Kupchak is a Tar Heel, so it should come as no surprise that Jordan has offered him the general manager job, but outside of the university connection, what is the appeal of bringing in the former Laker general manager? Is it the history he has with Steve Clifford in Los Angeles? Is the fact that Kupchak called Clifford in 2016 to gush about how good Roy Hibbert was on offense after the Hornets signed him away from Los Angeles? Is Rod Higgins not returning Jordan’s phone calls anymore? I need to know.
In Kupchak’s defense, he did draft Brandon Ingram, Julius Randle, and D’Angelo Russell in the last few years. He sent the Wizards cash to draft Jordan Clarkson. He supported D’Antoni publicly after he resigned from the Lakers’ gig in what feels like a lifetime ago. He was even the guy who pried Luke Walton away from the Warriors.
But you just can’t block out the Deng and Mozgov contracts. And on a team that needs to shed salary and undergo another brutal, necessary rebuild, the stars don’t align. The Hornets may already have their own mini-Deng contract with Batum. They don’t need to bring in the guy who just may back up the Brinks truck for Isaiah Thomas this summer. They don’t need to bring in Sam Hinkie -- although, I’m still looking at you, Sacramento -- they just need a fresh voice. If you don’t want to do a full-roster teardown, that’s fine, pluck an executive that has excelled in building from the middle -- like the Rockets. Go snag a Neil Olshey disciple. Be creative. Just don’t hire Mitch Kupchak.
But maybe trade Kemba Walker?
The Hornets could have moved Walker prior to the trade deadline, but you can understand the hesitation from Charlotte’s perspective. Had he been moved, he wouldn’t have broken Dell Curry’s all-time scoring mark and given one of the best post-game interviews ever. (Seriously, just watch it and try not lose it as though you’re watching Matt Saracen ask why everybody leaves him.) And it’s still not out of the question this core could take a Portland-like leap with Walker and friends.

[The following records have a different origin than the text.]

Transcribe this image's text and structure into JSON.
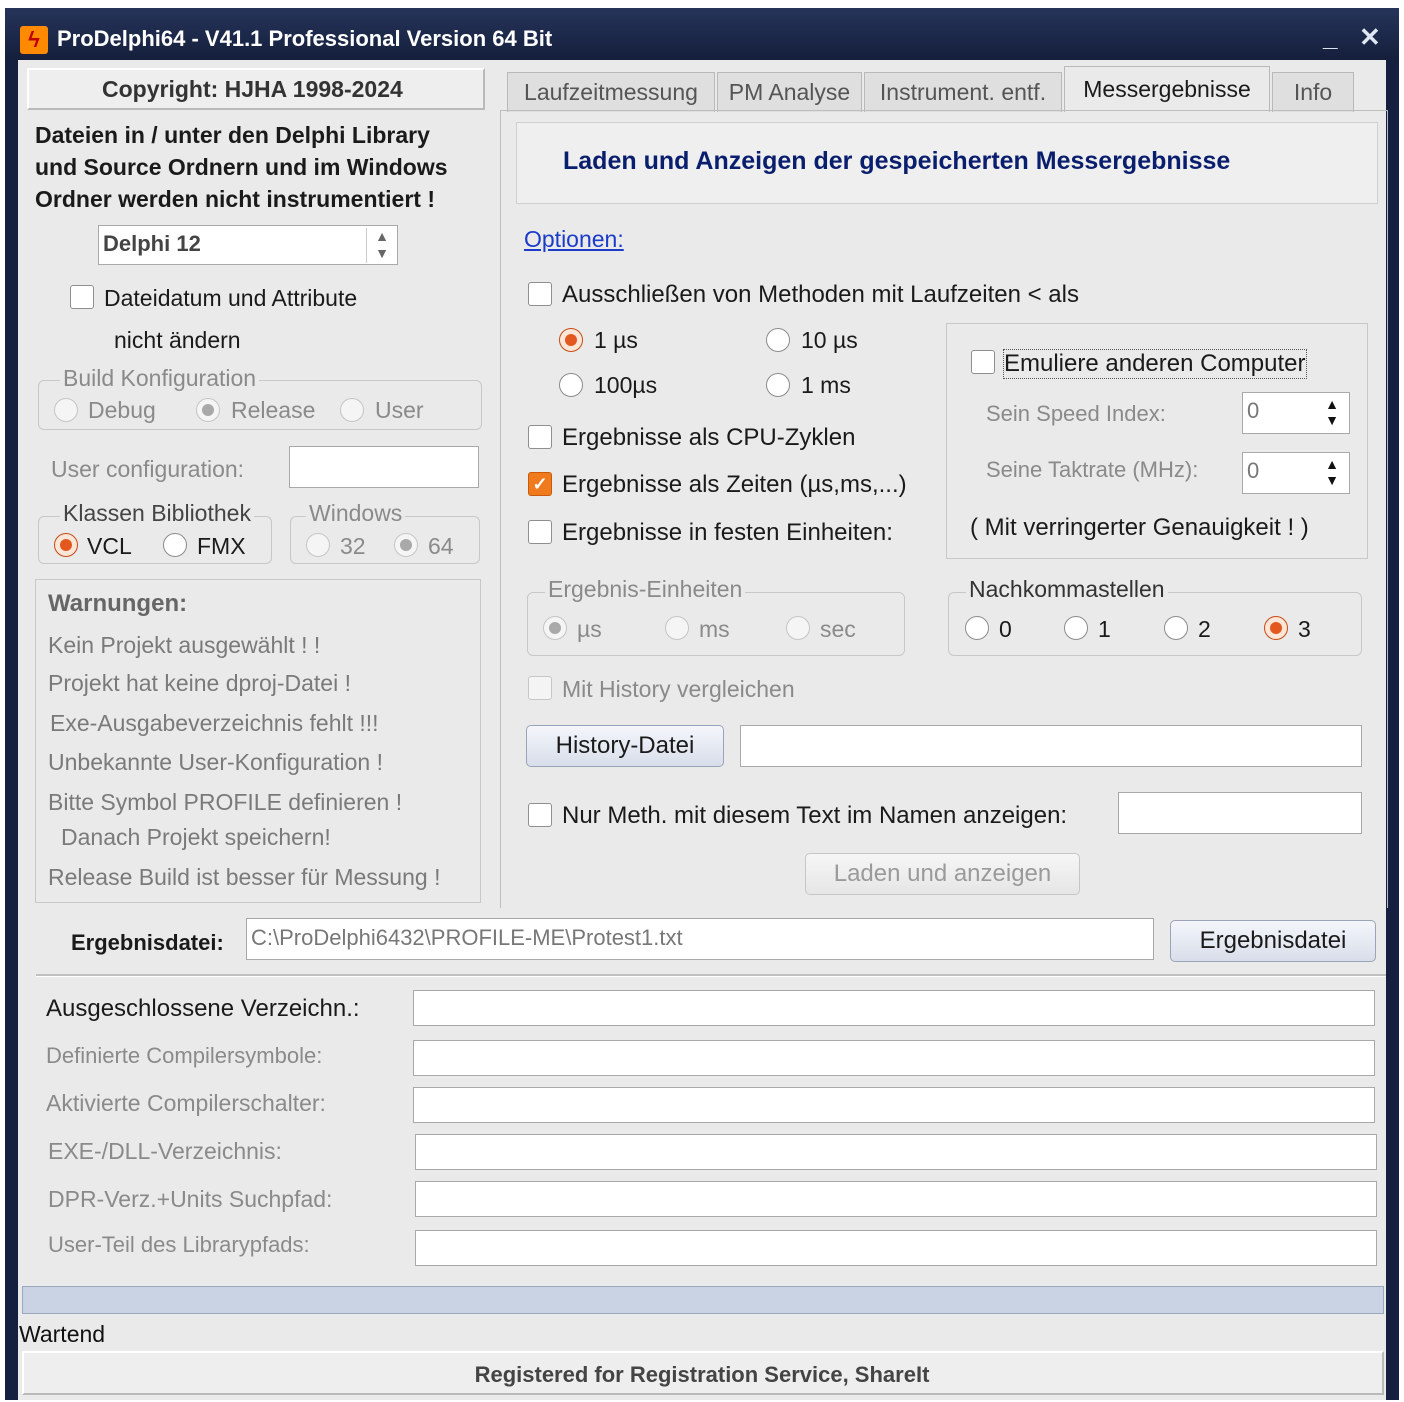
{
  "window": {
    "title": "ProDelphi64 - V41.1  Professional Version 64 Bit",
    "minimize": "_",
    "close": "✕",
    "icon": "lightning-bolt-icon"
  },
  "left": {
    "copyright": "Copyright: HJHA 1998-2024",
    "notice_line1": "Dateien in / unter den Delphi Library",
    "notice_line2": "und Source Ordnern und im Windows",
    "notice_line3": "Ordner werden nicht instrumentiert !",
    "delphi_version": "Delphi 12",
    "keep_date_label1": "Dateidatum und Attribute",
    "keep_date_label2": "nicht ändern",
    "build_config": {
      "title": "Build Konfiguration",
      "options": [
        "Debug",
        "Release",
        "User"
      ],
      "selected": "Release"
    },
    "user_config_label": "User configuration:",
    "user_config_value": "",
    "class_lib": {
      "title": "Klassen Bibliothek",
      "options": [
        "VCL",
        "FMX"
      ],
      "selected": "VCL"
    },
    "windows": {
      "title": "Windows",
      "options": [
        "32",
        "64"
      ],
      "selected": "64"
    },
    "warnings": {
      "title": "Warnungen:",
      "items": [
        "Kein Projekt ausgewählt ! !",
        "Projekt hat keine dproj-Datei !",
        "Exe-Ausgabeverzeichnis fehlt !!!",
        "Unbekannte User-Konfiguration !",
        "Bitte Symbol PROFILE definieren !",
        "Danach Projekt speichern!",
        "Release Build ist besser für Messung !"
      ]
    }
  },
  "tabs": [
    {
      "label": "Laufzeitmessung",
      "active": false
    },
    {
      "label": "PM Analyse",
      "active": false
    },
    {
      "label": "Instrument. entf.",
      "active": false
    },
    {
      "label": "Messergebnisse",
      "active": true
    },
    {
      "label": "Info",
      "active": false
    }
  ],
  "results": {
    "heading": "Laden und Anzeigen der gespeicherten Messergebnisse",
    "options_link": "Optionen:",
    "exclude_label": "Ausschließen von Methoden mit Laufzeiten < als",
    "thresholds": [
      "1 µs",
      "10 µs",
      "100µs",
      "1 ms"
    ],
    "threshold_selected": "1 µs",
    "cpu_cycles_label": "Ergebnisse als CPU-Zyklen",
    "as_times_label": "Ergebnisse als Zeiten (µs,ms,...)",
    "fixed_units_label": "Ergebnisse in festen Einheiten:",
    "emulate_label": "Emuliere anderen Computer",
    "speed_index_label": "Sein Speed Index:",
    "speed_index_value": "0",
    "clock_rate_label": "Seine Taktrate (MHz):",
    "clock_rate_value": "0",
    "accuracy_note": "( Mit verringerter Genauigkeit ! )",
    "units_group": {
      "title": "Ergebnis-Einheiten",
      "options": [
        "µs",
        "ms",
        "sec"
      ],
      "selected": "µs"
    },
    "decimals_group": {
      "title": "Nachkommastellen",
      "options": [
        "0",
        "1",
        "2",
        "3"
      ],
      "selected": "3"
    },
    "history_compare_label": "Mit History vergleichen",
    "history_button": "History-Datei",
    "history_path": "",
    "name_filter_label": "Nur Meth. mit diesem Text im Namen anzeigen:",
    "name_filter_value": "",
    "load_button": "Laden und anzeigen"
  },
  "result_file": {
    "label": "Ergebnisdatei:",
    "path": "C:\\ProDelphi6432\\PROFILE-ME\\Protest1.txt",
    "button": "Ergebnisdatei"
  },
  "paths": [
    {
      "label": "Ausgeschlossene Verzeichn.:",
      "value": ""
    },
    {
      "label": "Definierte Compilersymbole:",
      "value": ""
    },
    {
      "label": "Aktivierte Compilerschalter:",
      "value": ""
    },
    {
      "label": "EXE-/DLL-Verzeichnis:",
      "value": ""
    },
    {
      "label": "DPR-Verz.+Units Suchpfad:",
      "value": ""
    },
    {
      "label": "User-Teil des Librarypfads:",
      "value": ""
    }
  ],
  "status": "Wartend",
  "registration": "Registered for Registration Service, ShareIt",
  "colors": {
    "title_bar": "#1b2645",
    "accent": "#e2581e",
    "heading_text": "#0a1e6e",
    "link": "#1a3cc8"
  }
}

Monk could very well become the former Huskies’ star C.J. McCollum. (They both even love the art of taking a bunch of difficult shots.) The parallels between the Hornets and Blazers are endless, from the Jusuf Nurkic and Dwight Howard comparisons, to the late-lottery-stretch-big-guy picks in Zach Collins and Frank Kaminsky, to the tantalizing long-term, offensive appeal of Damian Lillard and McCollum to Walker and Monk. None of that is to say the Hornets are on track to be the next Blazers, but it’s still a possibility. (Yes, I still like the potential in a five-man unit of Walker/Monk/MKG/Williams/Zeller with a side of Batum, Anybody But Dwight Howard and a backup point guard more like Shabazz Napier and less like Carter-Williams -- like Jeremy Lin, for instance. They should think about signing that guy at some point, he’d probably mesh well with Walker for stretches of games.)
The Hornets have options. They can trade Walker and go through another painful rebuild where they’d once again be relying on the Basketball Gods awarding them with the next Anthony Davis and not another Michael Kidd-Gilchrist. But there are no guarantees. They could reload by moving on from Williams, Zeller, and even MKG to see if a slight roster reconstruction adds new life to a roster on life support. Or they can hire Kupchak, double-down on bad contracts and send Charlotte fans back to their laptops to watch ‘90s Charlotte Hornets highlights on YouTube like it's the Larry Brown and Tyrus Thomas era in Charlotte again. Jordan is probably going to hire Kupchak.
So take a break Charlotte fans because we all will understand.